GOAL OF THE EXERCISE
In the data that follows, find each line containing "Frequent" and copy it.
--- GIVEN INFORMATION Enclosed Below ---
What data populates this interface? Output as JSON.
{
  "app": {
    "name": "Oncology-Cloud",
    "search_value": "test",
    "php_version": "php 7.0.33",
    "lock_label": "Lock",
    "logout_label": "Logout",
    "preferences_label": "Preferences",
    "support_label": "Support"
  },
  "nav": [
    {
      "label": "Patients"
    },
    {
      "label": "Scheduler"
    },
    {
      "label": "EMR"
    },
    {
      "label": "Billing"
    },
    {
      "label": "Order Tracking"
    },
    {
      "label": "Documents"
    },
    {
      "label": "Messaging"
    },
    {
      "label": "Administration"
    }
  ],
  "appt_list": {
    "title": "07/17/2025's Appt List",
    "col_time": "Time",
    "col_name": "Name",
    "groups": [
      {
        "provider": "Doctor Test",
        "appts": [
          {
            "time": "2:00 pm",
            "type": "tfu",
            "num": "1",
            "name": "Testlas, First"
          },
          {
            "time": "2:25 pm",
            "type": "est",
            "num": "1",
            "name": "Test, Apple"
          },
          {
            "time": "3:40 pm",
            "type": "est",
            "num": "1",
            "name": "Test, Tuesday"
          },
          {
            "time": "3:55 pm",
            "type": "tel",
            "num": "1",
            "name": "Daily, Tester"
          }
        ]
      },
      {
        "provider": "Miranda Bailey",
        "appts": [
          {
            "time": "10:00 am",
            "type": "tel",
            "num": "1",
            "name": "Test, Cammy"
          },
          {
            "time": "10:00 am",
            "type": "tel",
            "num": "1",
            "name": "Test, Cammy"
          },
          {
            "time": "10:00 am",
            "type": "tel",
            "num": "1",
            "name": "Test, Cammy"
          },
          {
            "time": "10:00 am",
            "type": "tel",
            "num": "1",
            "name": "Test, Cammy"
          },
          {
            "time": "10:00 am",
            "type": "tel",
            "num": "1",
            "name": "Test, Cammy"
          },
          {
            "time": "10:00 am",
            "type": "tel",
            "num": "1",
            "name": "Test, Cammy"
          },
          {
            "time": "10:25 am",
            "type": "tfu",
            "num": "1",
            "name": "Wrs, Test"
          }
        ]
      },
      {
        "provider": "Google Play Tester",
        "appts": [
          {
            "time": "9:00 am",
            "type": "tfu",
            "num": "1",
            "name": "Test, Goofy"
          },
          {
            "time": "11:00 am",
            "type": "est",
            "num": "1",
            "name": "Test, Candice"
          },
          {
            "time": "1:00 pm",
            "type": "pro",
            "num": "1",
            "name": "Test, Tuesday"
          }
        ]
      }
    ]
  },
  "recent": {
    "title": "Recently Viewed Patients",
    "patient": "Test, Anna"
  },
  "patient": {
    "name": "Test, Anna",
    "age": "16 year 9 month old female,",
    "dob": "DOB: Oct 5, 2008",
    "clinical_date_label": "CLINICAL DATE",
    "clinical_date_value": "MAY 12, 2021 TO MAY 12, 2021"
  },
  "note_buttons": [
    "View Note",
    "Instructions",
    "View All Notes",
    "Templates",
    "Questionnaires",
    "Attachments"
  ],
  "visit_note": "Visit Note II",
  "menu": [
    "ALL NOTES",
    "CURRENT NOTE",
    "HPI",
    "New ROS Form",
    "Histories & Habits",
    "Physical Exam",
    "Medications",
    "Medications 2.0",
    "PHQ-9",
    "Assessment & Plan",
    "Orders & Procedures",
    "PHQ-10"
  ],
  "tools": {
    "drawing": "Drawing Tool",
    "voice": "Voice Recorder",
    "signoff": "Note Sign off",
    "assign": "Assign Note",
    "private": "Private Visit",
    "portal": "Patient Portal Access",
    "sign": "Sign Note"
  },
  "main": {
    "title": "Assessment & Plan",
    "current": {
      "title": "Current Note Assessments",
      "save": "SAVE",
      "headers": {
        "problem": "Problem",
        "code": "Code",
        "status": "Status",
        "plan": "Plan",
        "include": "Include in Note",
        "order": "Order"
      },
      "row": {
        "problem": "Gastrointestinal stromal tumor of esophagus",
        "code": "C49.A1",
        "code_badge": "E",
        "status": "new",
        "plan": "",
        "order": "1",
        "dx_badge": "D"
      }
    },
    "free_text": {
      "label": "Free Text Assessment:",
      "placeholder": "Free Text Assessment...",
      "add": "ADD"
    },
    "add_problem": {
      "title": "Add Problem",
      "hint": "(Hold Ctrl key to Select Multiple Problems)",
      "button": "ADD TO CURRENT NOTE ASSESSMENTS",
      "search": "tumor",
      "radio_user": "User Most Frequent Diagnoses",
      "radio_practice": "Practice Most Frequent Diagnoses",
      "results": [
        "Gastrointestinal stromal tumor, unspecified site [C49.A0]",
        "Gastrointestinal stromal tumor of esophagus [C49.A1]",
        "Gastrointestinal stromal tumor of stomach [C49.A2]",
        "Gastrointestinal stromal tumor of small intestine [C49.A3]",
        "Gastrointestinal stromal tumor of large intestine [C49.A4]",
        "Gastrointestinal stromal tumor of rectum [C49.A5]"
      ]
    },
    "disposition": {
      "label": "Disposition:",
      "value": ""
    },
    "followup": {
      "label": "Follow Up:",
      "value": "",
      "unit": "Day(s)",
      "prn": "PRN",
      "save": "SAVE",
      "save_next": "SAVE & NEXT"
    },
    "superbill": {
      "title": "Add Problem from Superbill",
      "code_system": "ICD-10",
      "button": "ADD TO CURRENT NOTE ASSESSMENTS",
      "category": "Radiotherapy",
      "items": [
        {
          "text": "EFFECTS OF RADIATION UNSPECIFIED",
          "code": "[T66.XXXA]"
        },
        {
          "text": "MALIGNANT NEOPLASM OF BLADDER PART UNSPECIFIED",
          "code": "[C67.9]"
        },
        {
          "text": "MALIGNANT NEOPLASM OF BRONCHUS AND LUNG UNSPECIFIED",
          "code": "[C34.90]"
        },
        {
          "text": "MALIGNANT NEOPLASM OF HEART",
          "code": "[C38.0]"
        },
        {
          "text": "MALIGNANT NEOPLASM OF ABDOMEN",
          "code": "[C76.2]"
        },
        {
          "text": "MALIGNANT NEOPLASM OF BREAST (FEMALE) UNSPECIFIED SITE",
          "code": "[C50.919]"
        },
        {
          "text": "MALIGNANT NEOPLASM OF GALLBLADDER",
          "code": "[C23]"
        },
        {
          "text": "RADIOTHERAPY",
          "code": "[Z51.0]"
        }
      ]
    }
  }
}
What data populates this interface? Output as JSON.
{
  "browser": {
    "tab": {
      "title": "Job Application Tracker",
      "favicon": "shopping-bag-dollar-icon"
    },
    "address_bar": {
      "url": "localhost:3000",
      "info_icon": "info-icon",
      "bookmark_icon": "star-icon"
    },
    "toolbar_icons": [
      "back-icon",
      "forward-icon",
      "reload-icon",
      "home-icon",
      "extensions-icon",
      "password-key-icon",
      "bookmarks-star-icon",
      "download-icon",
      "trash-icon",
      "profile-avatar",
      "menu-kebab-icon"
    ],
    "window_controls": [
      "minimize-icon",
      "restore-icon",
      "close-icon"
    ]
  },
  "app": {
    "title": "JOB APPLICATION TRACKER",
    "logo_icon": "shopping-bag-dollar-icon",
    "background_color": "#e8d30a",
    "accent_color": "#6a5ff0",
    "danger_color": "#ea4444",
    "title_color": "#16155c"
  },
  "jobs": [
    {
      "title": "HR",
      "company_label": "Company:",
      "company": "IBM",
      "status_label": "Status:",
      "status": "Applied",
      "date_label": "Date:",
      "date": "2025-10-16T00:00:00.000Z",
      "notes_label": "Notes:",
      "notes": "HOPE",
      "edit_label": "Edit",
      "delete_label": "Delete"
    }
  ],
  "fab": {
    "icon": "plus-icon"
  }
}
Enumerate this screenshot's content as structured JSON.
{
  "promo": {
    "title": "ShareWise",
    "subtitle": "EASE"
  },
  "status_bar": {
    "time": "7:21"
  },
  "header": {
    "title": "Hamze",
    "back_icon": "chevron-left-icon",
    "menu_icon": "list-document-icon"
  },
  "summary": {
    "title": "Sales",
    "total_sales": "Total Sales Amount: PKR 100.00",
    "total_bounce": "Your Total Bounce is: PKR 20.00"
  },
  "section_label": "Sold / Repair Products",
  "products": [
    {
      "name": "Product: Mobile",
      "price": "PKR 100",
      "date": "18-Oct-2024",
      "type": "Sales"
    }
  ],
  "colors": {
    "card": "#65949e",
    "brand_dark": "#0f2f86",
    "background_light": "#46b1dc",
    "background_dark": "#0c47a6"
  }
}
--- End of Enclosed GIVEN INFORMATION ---
EXERCISE ANSWER
      "radio_user": "User Most Frequent Diagnoses",
      "radio_practice": "Practice Most Frequent Diagnoses",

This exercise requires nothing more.